Despite new concerns that economic growth may prove disappointing in the second half of 2013, Federal Reserve policymakers were edging closer to scaling back their huge economic stimulus efforts, according to the official summary of their last meeting.
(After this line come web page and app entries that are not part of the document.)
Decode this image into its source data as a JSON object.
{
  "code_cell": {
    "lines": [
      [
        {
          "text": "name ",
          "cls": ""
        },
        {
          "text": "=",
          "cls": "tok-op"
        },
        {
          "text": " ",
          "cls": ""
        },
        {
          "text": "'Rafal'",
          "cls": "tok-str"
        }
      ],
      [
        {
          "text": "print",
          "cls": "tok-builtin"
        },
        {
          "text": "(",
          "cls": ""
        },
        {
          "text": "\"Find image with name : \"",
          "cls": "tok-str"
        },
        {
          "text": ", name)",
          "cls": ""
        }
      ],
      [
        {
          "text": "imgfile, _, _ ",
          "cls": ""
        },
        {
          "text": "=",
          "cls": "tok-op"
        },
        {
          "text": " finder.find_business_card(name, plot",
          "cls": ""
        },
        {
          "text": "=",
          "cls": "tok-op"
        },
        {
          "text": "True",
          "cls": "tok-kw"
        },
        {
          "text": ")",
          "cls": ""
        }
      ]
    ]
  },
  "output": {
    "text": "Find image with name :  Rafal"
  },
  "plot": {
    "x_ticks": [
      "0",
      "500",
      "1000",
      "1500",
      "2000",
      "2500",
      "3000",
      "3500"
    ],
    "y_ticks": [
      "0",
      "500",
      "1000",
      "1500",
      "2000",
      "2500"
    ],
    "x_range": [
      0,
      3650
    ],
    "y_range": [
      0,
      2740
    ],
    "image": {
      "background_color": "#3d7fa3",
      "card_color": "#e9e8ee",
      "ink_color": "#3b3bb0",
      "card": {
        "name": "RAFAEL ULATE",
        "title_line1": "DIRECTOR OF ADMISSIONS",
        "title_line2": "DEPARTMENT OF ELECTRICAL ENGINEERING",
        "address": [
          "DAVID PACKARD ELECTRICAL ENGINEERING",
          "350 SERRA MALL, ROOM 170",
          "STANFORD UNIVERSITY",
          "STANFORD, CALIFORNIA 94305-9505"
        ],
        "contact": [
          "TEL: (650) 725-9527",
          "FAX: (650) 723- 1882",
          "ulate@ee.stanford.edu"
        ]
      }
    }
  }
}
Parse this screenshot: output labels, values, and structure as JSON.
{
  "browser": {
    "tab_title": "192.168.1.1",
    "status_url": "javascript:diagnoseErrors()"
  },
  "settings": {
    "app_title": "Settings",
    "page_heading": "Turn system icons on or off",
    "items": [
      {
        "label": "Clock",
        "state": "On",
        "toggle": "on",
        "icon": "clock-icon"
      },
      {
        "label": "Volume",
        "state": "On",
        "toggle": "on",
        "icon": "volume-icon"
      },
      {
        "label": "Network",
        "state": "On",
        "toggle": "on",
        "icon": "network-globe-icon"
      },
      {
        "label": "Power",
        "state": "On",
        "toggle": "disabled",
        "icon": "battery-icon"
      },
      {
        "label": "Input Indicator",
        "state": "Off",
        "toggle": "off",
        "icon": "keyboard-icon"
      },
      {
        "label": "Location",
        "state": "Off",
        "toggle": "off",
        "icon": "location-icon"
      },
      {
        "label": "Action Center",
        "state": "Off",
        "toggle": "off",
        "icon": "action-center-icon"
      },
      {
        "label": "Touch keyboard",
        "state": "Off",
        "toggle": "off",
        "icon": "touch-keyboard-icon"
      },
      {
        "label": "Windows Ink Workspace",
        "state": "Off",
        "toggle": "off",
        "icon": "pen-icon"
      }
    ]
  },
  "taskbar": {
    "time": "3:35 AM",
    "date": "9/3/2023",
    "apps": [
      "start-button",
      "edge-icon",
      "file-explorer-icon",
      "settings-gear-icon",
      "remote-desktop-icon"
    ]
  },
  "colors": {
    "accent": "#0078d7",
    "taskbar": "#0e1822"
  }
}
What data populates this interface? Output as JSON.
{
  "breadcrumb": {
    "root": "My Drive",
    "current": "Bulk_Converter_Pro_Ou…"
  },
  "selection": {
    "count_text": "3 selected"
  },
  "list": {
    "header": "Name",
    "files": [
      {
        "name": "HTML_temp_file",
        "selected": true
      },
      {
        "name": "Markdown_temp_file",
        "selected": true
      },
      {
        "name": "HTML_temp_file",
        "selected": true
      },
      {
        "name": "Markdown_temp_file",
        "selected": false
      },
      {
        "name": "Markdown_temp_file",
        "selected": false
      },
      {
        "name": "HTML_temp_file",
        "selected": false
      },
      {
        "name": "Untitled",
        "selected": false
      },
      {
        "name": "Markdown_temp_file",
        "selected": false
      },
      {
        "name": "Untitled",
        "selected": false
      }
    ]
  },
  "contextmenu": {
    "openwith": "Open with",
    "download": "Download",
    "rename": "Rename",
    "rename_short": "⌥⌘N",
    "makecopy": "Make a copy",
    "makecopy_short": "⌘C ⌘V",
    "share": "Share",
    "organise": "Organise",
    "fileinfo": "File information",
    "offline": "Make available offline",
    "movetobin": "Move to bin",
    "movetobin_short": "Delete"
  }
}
But they did not yet have a consensus on the timing of their actions.
The minutes of the central bank's Federal Open Market Committee meeting late last month, released Wednesday, showed hints that some committee members were more comfortable with easing back sooner rather than later on the Fed's program of purchasing $85 billion a month in government bonds and mortgage-backed securities.
In June, Fed Chairman Ben Bernanke indicated that the stimulus program could be scaled back later this year if economic data continued to be positive, but he left investors guessing as to whether that might begin as soon as September or be delayed until December or even later.
While "a few members emphasized the importance of being patient and evaluating additional information before deciding on any changes to the pace of asset purchases," a few others "suggested that it might soon be time to slow somewhat the pace of purchases," the summary of the July 30-31 meeting said.
Still, it was clear from the minutes that big doubts remained about the economy's underlying strength, and any change in policy remained contingent on the economic data that will come out before their next meeting on Sept. 17-18.
Despite continued strength in housing and auto sales, a number of participants indicated "that they were somewhat less confident about a near-term pickup in economic growth than they had been in June."
"Tapering is certainly on their minds, but they don't want to lock themselves in," Dean Maki, chief U.S. economist at Barclays, said in an interview before the release of the minutes.
He noted that to achieve the Fed's annual forecast of growth for 2013, the economy would have to expand at 3.25 percent to 3.5 percent in the second half of 2013.
Few economic observers expect that to happen, although the growth of the economy is expected to be better than the 1.4 percent rate of the first half of 2013.
Since Bernanke and the Federal Reserve first indicated that stimulus efforts might be eased, stock trading in both developed countries and in emerging markets has been volatile.